::: Entries provided :::

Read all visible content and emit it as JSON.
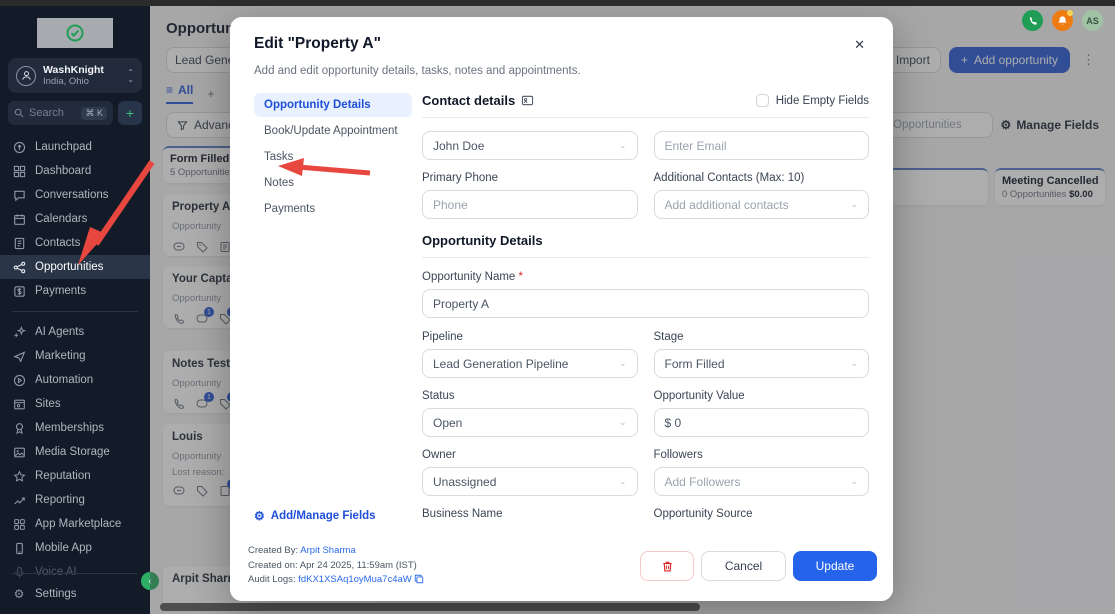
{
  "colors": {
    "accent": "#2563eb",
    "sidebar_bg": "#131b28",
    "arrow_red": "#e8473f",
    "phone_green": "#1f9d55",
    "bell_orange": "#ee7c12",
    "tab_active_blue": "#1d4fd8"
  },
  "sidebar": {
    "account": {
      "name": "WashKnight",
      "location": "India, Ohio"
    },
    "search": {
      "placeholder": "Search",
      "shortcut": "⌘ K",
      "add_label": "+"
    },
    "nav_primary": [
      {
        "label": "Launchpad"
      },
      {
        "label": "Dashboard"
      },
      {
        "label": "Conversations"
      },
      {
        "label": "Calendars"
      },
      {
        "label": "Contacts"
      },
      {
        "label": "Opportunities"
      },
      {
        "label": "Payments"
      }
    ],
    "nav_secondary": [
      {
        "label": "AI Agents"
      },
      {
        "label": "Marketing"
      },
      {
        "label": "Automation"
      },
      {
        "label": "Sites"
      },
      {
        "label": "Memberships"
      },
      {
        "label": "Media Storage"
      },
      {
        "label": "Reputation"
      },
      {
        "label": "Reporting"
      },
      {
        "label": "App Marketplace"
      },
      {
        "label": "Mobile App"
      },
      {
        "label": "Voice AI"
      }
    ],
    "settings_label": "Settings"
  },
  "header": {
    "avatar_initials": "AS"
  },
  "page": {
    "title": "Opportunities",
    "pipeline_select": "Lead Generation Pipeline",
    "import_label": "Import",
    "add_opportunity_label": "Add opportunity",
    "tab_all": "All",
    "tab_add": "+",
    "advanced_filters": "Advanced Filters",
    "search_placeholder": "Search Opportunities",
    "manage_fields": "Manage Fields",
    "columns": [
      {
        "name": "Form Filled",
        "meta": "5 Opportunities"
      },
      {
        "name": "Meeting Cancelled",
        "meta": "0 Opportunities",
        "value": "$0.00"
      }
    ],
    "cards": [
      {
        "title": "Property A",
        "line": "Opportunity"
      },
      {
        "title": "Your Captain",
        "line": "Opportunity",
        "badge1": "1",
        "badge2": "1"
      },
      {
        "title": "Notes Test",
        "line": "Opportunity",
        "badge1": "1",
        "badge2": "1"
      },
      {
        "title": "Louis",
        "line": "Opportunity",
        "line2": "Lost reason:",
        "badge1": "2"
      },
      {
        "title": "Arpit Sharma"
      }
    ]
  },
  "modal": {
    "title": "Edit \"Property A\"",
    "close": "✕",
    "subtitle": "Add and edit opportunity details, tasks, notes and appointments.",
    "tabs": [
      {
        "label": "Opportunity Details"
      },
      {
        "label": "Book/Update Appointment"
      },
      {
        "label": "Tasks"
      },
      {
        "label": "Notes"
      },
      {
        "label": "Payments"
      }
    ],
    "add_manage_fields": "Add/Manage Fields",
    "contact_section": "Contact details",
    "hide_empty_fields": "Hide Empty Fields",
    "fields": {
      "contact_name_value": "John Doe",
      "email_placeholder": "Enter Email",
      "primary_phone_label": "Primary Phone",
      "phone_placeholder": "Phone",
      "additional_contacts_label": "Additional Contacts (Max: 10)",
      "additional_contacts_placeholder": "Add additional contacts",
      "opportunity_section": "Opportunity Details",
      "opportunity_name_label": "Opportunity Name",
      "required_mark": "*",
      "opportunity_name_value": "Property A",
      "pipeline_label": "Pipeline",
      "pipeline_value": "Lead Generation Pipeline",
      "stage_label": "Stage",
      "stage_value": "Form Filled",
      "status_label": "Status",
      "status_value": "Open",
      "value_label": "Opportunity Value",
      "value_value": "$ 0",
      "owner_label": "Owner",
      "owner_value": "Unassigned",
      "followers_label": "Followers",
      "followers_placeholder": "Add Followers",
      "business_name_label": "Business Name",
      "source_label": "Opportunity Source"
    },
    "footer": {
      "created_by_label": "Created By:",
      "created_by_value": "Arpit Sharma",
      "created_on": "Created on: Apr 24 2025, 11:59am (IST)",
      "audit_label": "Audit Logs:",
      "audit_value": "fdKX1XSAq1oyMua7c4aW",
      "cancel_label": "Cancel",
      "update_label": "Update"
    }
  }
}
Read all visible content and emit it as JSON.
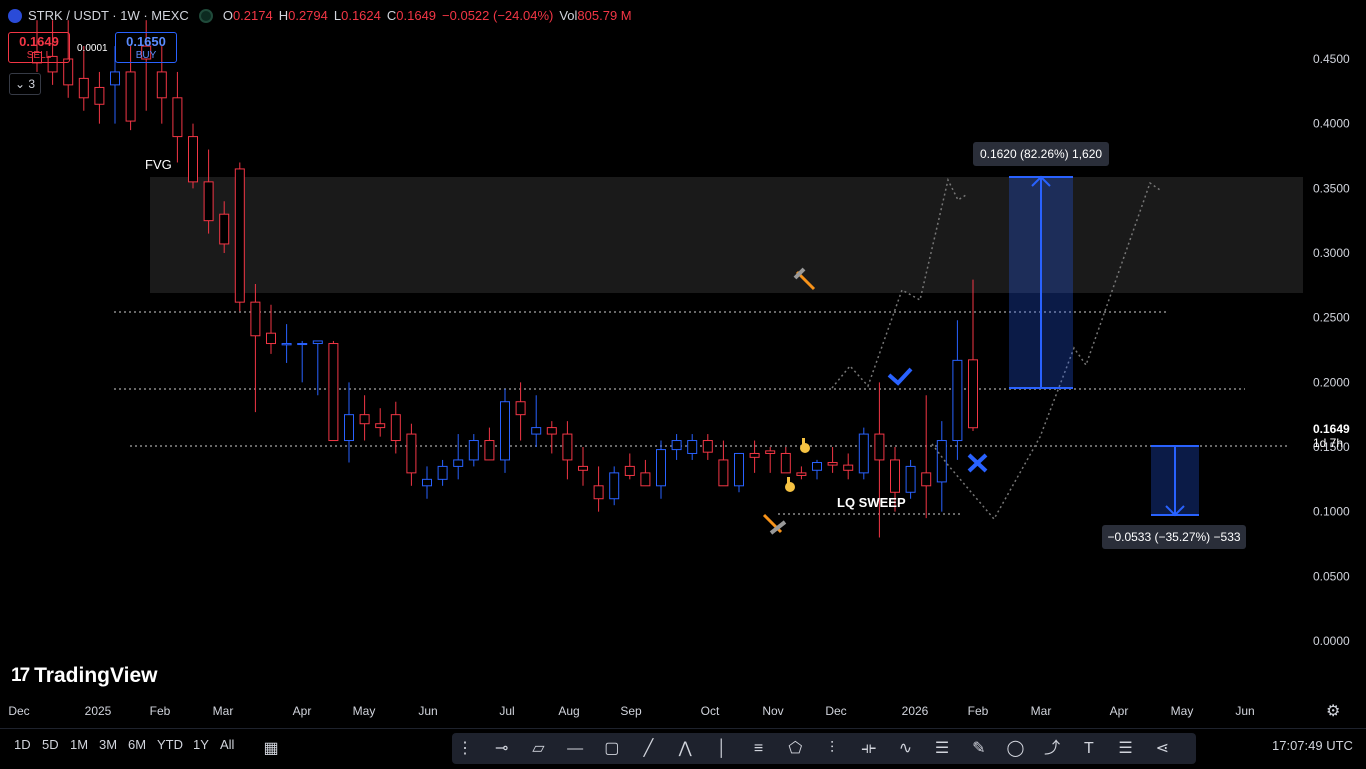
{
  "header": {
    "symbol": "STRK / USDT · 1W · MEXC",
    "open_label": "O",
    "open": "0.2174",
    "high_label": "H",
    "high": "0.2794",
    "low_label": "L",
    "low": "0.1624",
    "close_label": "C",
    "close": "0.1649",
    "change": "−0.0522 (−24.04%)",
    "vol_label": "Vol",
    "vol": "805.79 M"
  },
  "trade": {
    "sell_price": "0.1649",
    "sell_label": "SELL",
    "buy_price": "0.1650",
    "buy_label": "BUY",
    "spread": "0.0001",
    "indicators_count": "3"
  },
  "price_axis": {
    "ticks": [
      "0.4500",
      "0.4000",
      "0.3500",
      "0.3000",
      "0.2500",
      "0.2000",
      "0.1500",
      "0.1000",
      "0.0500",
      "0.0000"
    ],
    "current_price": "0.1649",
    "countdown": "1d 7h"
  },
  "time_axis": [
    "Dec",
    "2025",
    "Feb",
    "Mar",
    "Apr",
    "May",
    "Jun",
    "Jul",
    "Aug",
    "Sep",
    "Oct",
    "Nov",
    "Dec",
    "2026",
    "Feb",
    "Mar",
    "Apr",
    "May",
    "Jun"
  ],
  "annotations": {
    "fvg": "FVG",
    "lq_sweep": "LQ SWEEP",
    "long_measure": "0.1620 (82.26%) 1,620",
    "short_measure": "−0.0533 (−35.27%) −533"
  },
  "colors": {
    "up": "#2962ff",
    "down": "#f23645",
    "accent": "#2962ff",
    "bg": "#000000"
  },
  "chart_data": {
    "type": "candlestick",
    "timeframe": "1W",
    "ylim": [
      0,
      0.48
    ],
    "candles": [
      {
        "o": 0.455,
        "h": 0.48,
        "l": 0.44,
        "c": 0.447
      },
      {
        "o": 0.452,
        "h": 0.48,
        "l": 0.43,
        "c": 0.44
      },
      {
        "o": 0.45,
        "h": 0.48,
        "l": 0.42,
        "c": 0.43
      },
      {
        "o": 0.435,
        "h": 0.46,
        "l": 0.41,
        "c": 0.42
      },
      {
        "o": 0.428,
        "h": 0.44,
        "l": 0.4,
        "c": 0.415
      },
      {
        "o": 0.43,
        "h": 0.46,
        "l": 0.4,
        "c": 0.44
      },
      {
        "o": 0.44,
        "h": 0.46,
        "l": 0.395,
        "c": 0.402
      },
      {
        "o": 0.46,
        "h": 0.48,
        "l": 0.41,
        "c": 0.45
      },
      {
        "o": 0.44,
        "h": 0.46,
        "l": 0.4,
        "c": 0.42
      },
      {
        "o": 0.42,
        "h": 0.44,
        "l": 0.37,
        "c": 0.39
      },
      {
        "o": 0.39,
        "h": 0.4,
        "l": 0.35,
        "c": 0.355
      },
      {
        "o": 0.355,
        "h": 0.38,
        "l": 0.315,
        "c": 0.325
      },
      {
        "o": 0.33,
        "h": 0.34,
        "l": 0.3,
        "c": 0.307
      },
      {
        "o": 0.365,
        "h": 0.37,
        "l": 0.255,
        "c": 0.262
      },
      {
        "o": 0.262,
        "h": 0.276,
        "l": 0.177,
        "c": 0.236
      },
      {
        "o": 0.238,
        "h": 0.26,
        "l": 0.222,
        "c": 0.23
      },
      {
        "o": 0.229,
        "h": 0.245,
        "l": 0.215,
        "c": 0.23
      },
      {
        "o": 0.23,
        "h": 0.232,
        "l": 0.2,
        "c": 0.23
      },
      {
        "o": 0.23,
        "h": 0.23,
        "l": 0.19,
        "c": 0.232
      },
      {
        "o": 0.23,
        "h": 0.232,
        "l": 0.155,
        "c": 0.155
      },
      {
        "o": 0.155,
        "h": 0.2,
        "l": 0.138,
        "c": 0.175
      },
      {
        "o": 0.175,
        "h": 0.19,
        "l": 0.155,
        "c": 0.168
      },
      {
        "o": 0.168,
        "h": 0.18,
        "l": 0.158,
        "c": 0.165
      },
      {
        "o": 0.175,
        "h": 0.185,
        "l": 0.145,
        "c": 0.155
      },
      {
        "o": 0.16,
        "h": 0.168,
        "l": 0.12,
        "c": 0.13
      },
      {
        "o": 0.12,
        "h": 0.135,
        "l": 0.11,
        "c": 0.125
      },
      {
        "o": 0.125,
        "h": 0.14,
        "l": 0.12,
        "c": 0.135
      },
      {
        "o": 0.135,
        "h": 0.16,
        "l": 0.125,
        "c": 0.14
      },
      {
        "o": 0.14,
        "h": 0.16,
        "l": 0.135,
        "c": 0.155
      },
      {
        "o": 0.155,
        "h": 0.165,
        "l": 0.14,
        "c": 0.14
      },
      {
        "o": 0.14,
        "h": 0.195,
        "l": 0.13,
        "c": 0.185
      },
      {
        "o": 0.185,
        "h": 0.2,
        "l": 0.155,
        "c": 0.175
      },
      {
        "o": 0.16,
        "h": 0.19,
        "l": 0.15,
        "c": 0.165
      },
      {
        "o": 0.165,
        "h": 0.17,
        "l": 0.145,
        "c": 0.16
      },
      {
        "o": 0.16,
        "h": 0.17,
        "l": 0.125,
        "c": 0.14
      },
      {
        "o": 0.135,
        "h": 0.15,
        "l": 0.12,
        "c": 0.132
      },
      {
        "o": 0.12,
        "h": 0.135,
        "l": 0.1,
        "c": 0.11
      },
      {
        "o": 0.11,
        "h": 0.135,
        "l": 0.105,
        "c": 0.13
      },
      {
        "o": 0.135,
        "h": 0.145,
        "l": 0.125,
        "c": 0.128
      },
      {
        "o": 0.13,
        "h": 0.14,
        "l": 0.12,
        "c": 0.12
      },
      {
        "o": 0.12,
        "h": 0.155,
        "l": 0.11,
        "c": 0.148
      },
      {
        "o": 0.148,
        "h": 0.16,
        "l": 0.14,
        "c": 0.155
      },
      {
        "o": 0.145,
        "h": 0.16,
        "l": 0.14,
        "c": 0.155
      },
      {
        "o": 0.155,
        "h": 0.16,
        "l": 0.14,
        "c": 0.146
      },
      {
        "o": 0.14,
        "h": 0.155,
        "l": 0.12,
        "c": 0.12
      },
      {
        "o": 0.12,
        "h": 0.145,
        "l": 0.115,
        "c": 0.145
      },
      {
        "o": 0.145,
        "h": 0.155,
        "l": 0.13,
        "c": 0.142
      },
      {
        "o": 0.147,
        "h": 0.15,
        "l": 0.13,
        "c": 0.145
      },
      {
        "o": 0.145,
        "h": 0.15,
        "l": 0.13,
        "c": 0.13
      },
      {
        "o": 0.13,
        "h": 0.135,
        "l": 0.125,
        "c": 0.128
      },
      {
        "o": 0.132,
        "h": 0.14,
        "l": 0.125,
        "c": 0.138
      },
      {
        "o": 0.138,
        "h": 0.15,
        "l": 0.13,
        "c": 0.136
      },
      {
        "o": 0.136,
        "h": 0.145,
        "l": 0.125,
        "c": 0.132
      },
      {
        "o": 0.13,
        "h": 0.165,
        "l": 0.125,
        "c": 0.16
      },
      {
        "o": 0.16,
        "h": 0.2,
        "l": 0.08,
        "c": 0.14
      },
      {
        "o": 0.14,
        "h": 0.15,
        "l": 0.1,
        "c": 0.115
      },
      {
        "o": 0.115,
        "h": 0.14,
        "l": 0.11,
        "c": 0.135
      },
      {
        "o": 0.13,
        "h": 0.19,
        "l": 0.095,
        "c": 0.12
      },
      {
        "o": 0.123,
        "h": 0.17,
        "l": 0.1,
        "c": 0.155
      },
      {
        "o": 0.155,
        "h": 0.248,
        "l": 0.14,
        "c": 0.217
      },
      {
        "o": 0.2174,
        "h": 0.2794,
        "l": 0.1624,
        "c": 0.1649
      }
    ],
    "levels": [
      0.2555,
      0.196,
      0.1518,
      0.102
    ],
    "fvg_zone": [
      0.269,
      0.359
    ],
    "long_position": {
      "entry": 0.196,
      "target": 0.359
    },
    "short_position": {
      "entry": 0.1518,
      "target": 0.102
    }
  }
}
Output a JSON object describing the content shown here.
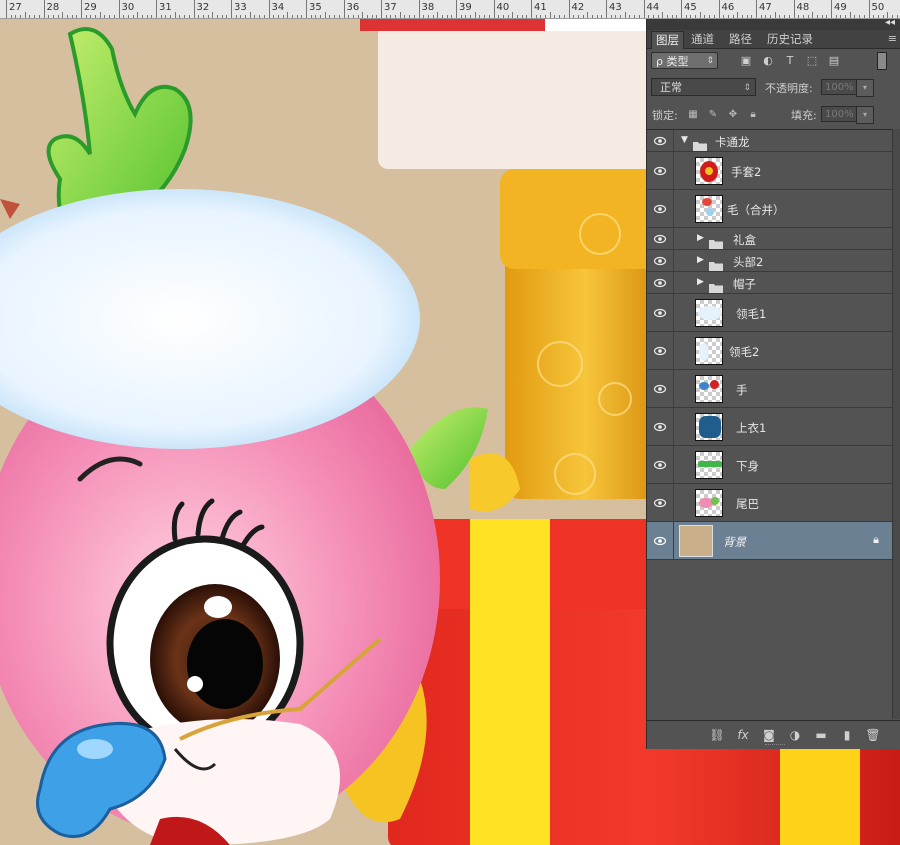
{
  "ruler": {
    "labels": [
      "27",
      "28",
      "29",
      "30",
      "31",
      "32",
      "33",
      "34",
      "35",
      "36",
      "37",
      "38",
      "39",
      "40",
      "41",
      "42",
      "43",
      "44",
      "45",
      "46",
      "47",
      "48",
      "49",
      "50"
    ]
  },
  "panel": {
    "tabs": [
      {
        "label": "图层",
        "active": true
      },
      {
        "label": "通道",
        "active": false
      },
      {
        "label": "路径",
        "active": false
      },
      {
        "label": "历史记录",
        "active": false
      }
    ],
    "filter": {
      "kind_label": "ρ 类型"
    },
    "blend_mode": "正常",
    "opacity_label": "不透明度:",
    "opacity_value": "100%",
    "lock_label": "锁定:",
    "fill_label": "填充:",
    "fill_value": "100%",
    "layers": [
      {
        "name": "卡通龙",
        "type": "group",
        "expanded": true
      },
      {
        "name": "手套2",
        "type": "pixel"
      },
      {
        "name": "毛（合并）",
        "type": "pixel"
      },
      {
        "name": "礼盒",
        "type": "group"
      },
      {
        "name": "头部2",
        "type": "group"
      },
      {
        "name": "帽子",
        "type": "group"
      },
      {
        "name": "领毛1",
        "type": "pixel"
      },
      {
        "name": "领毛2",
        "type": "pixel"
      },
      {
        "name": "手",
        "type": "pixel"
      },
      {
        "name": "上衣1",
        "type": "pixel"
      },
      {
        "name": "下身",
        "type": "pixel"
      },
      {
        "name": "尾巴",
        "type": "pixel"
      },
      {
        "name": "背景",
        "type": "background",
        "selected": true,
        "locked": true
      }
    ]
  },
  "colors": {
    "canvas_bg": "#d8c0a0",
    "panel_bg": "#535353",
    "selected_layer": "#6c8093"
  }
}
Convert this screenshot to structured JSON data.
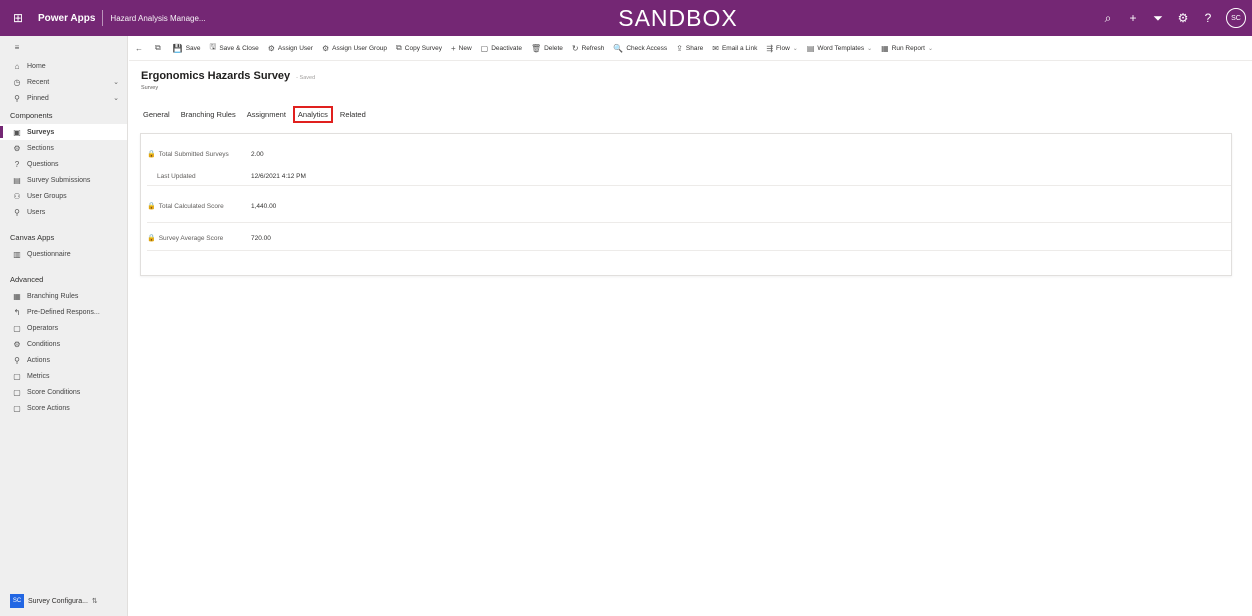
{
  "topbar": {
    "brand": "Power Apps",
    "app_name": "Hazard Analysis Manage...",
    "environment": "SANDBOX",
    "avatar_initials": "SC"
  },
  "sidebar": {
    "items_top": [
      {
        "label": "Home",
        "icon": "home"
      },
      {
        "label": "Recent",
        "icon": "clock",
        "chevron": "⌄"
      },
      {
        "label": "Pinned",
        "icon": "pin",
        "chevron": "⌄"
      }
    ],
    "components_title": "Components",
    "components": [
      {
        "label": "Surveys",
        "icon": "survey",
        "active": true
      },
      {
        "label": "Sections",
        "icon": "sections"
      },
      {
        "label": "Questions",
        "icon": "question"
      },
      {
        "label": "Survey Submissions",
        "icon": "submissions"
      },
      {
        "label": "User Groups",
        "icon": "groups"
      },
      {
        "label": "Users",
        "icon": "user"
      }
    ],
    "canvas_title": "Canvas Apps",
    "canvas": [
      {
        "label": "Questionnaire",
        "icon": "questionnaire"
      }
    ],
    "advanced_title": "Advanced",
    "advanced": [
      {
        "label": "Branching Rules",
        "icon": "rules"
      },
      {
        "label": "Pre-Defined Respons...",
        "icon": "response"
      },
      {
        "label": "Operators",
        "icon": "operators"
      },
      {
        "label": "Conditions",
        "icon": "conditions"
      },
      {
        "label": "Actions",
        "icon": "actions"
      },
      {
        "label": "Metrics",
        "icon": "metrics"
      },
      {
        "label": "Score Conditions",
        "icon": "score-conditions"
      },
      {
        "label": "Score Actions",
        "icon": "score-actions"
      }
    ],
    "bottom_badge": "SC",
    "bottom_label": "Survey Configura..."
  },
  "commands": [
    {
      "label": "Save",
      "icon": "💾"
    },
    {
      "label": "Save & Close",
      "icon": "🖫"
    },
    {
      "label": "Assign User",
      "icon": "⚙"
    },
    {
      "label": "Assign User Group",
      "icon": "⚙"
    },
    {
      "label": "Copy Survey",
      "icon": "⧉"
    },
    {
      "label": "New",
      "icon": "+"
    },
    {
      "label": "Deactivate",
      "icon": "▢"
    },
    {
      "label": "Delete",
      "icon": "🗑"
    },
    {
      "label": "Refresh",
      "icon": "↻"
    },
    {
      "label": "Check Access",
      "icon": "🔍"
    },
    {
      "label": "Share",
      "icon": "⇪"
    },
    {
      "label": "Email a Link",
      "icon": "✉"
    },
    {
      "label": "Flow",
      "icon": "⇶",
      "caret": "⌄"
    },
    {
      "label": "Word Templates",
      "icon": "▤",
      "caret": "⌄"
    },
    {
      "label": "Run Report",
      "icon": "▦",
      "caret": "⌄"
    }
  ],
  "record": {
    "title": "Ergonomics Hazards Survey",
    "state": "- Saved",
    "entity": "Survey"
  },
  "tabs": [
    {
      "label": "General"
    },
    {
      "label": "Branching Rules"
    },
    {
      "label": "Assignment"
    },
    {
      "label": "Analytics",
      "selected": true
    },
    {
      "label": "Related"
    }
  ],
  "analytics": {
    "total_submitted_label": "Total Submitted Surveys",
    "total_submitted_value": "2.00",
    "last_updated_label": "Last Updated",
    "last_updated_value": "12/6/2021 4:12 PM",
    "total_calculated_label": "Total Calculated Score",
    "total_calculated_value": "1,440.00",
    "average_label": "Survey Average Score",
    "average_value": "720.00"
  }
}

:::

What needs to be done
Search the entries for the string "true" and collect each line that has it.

Output
        "active": true
        "expanded": true
        "selected": true,
        "locked": true
        "active": true
      "selected": true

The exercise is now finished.